So you've been playing acoustic for a few years but the worship leader has asked you to take up lead guitar to fill the need.
You agree confidently thinking it can't be much different than acoustic, turns out you're wrong. Sure you can learn the exact parts on our song lessons, but if you don't know what songs you are doing in advance, you need to understand how to approach a song as a lead guitarist. I'm going to give you some philosophical approaches to playing lead guitar for worship as well as practical examples.
Find Your Frequency
You may have seen my Tasty Tips series on YouTube but I can't stress enough how important this is. The thing that makes a song sound full is a full frequency range. One of the biggest mistakes lead guitarists make is trampling all over a range that is already filled by another instrument. Instead of sounding epic, it just sounds like mud.
So how do you find your range? Look and listen to what all the other instruments are doing. Unless your bass player is playing high up the neck, you usually don't have to worry about them. To stay clear of your acoustic guitarist, watch where they are chording on the the neck and steer clear of that area. Keyboardists can be tricky because they have so much range on their instrument, but simply talking it over and finding out where on the keyboard they're playing should help you out. Usually you're safe if you focus on the the top 4 strings (D,G,B,E) higher than the 5th fret. Consider it a safe zone.
Setting Your Tone
A little overdrive and some unobtrusive delay will get the job done nearly everytime. If you aren't sure what to do, it's best to learn to play the parts really well.
But don't get married to a setting, what sounds great in your bedroom may not sound great from a stage.

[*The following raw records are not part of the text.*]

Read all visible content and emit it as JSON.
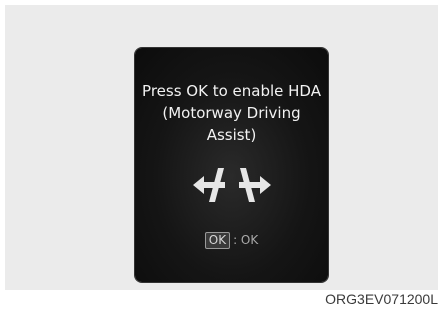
{
  "dialog": {
    "message": "Press OK to enable HDA\n(Motorway Driving\nAssist)",
    "icon": "hda-lane-change-arrows-icon",
    "ok_key_label": "OK",
    "ok_action": ": OK"
  },
  "figure_code": "ORG3EV071200L",
  "colors": {
    "panel_background": "#151515",
    "text": "#f2f2f2",
    "muted_text": "#a9a9a9",
    "figure_background": "#ebebeb"
  }
}
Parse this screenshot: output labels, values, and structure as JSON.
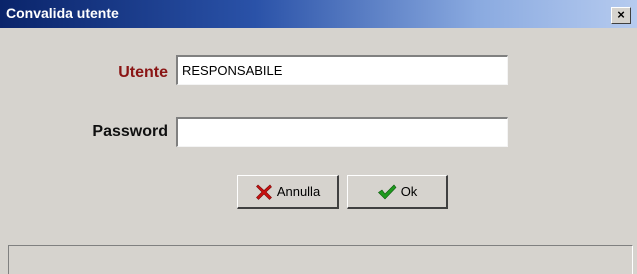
{
  "window": {
    "title": "Convalida utente",
    "close_glyph": "×"
  },
  "form": {
    "user_label": "Utente",
    "user_value": "RESPONSABILE",
    "password_label": "Password",
    "password_value": ""
  },
  "buttons": {
    "cancel_label": "Annulla",
    "cancel_icon": "x-cross-icon",
    "ok_label": "Ok",
    "ok_icon": "checkmark-icon"
  },
  "colors": {
    "title_bar_start": "#0a246a",
    "title_bar_end": "#b6cbef",
    "user_label": "#8a1414",
    "cancel_icon": "#c81010",
    "ok_icon": "#1e9a1e"
  }
}
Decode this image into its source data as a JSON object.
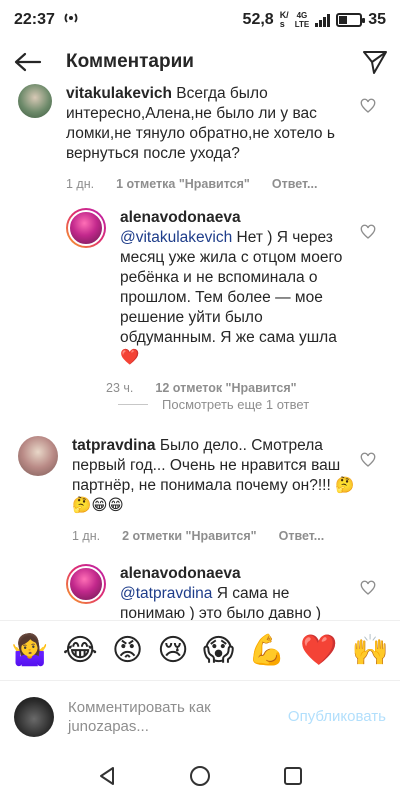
{
  "status_bar": {
    "time": "22:37",
    "net_speed": "52,8",
    "net_unit_top": "K/",
    "net_unit_bottom": "s",
    "network_top": "4G",
    "network_bottom": "LTE",
    "battery": "35",
    "battery_level": 0.35
  },
  "header": {
    "title": "Комментарии",
    "back_icon": "arrow-left-icon",
    "share_icon": "paper-plane-icon"
  },
  "comments": [
    {
      "username": "vitakulakevich",
      "text": " Всегда было интересно,Алена,не было ли у вас ломки,не  тянуло обратно,не хотело ь вернуться  после ухода?",
      "time": "1 дн.",
      "likes": "1 отметка \"Нравится\"",
      "reply": "Ответ..."
    },
    {
      "username": "alenavodonaeva",
      "mention": "@vitakulakevich",
      "text": " Нет ) Я через месяц уже жила с отцом моего ребёнка и не вспоминала о прошлом. Тем более — мое решение уйти было обдуманным. Я же сама ушла ❤️",
      "time": "23 ч.",
      "likes": "12 отметок \"Нравится\""
    },
    {
      "more_replies": "Посмотреть еще 1 ответ"
    },
    {
      "username": "tatpravdina",
      "text": " Было дело.. Смотрела первый год... Очень не нравится ваш партнёр, не понимала почему он?!!! 🤔🤔😁😁",
      "time": "1 дн.",
      "likes": "2 отметки \"Нравится\"",
      "reply": "Ответ..."
    },
    {
      "username": "alenavodonaeva",
      "mention": "@tatpravdina",
      "text": " Я сама не понимаю ) это было давно )"
    }
  ],
  "emoji_bar": [
    "🤷‍♀️",
    "😂",
    "😡",
    "😢",
    "😱",
    "💪",
    "❤️",
    "🙌"
  ],
  "input": {
    "placeholder": "Комментировать как junozapas...",
    "publish_label": "Опубликовать"
  },
  "nav": {
    "back_icon": "triangle-back-icon",
    "home_icon": "circle-home-icon",
    "recents_icon": "square-recents-icon"
  },
  "colors": {
    "mention": "#1e3d8a",
    "publish_disabled": "#b2dffc",
    "meta_gray": "#8e8e8e"
  }
}
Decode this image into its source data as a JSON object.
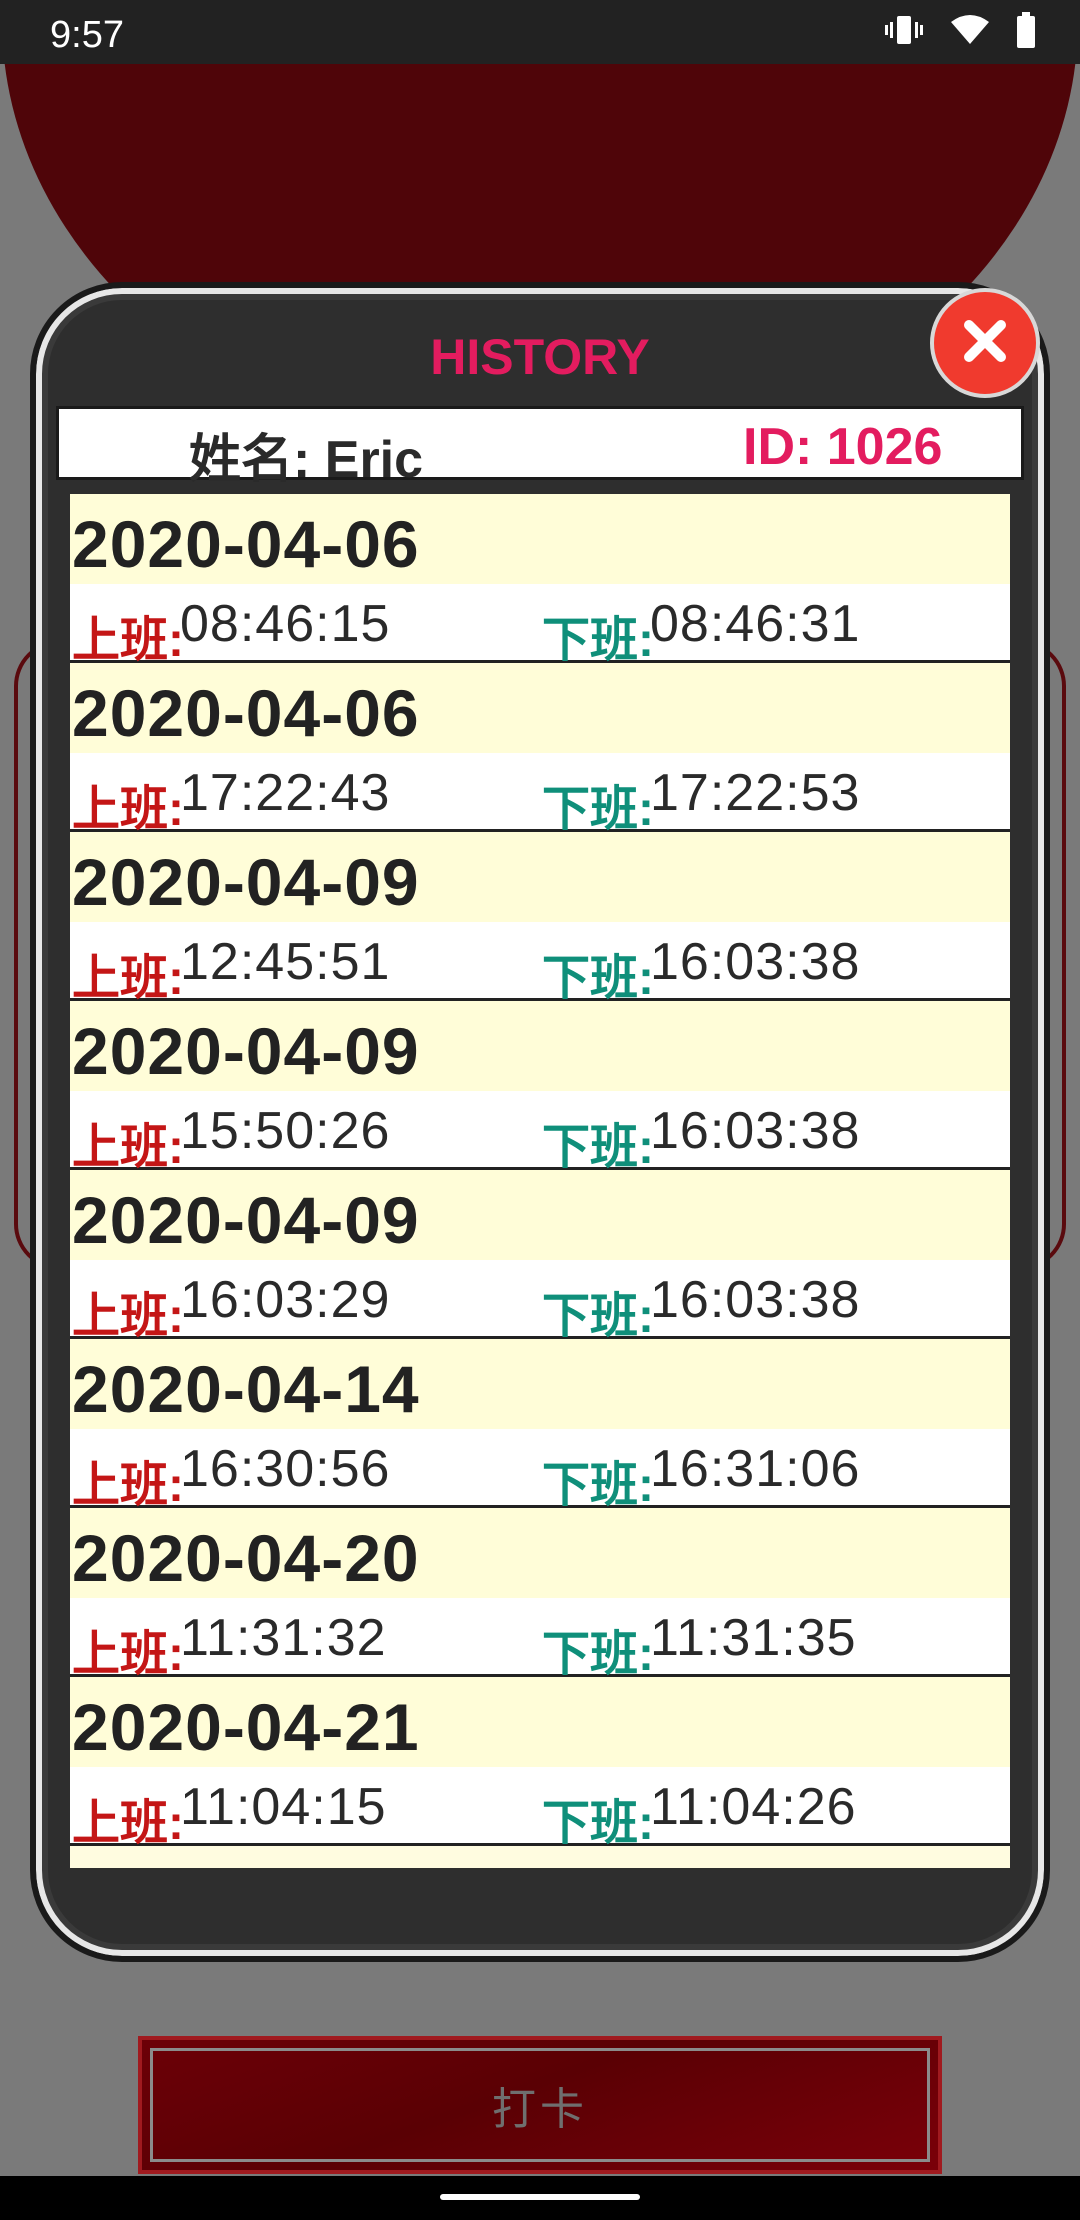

The sound system you play through, the physical structure of the room and the mix of the band all affect the way you sound. You may need to mess with the eq, add some overdrive or dial back your volume to get something that works with everyone else. Don't get frustrated or defensive, just be willing to make adjustments.
To learn more about tone, check out this learning track.
Lead guitar is kind of a misnomer because we're not really leading. We're sparkling. The song is the beautiful dress and we are the diamond necklace that really makes the outfit pop. Too feminine? How about the song is that amazing steak and we are that little pat of garlic butter sitting on top that takes it to another level? Yeah, that sounds better.
So how do you sparkle? You look for those parts of the song that need a lift. Sometimes it's some single strummed chords over the chorus. If someone else is already filling that role, try playing some triads up the neck to thicken the tone or some octaves to emphasize a specific voicing.
One of my favorite things to do is come up with some kind of counter melody over a section to give it texture. If the chords change a lot, I'll use a simple 3 or 4 note riff but if the chords only change once or twice, I like to play something that really moves. Phil Wickham nails the second verse on "This Is Amazing Grace" and All Sons and Daughters do the same on the chorus of "Hear The Sound".
Another one of my go-to's is to follow a melody or lyric I really want to emphasize like Stu G does in the prechorus of "Majesty" by Delerious. The possiblilities are endless.
Sometimes playing lead is less about adding parts and more about emphasizing ones that are already there. One of my favorite tricks is to double a lead line that another instrument is already playing. Say your piano is playing a hook and all the other frequency ranges are full, try playing the exact same hook. You can do it in the same range as the piano or you can play it an octave higher or lower. If you really want to get crazy, you can double a with an octave shape.
If you've got an ear for harmony, you could harmonize with the hook to emphasize it. Even if your ear doesn't naturally go there, you can easily add a 3rd but taking the melody note and going up two additional notes in the scale. You do have to be careful with this one, a well placed harmony can be a really nice touch but if you overdo it you can end up sounding like a Best of Iron Maiden album. Just to be clear, that's not a good thing in a worship service! One way to avoid this is to only harmonize certain notes. For example, if the piano is playing an 8 note riff, maybe you only play on notes 2, 6 and 8. You might be surprised at how a few well-placed harmonies can bring a tired riff to life.
I hope these tips help you with getting familiar with playing lead. If you want more training, the lead guitar learning track will give you the all the tools you need to play any song with confidence.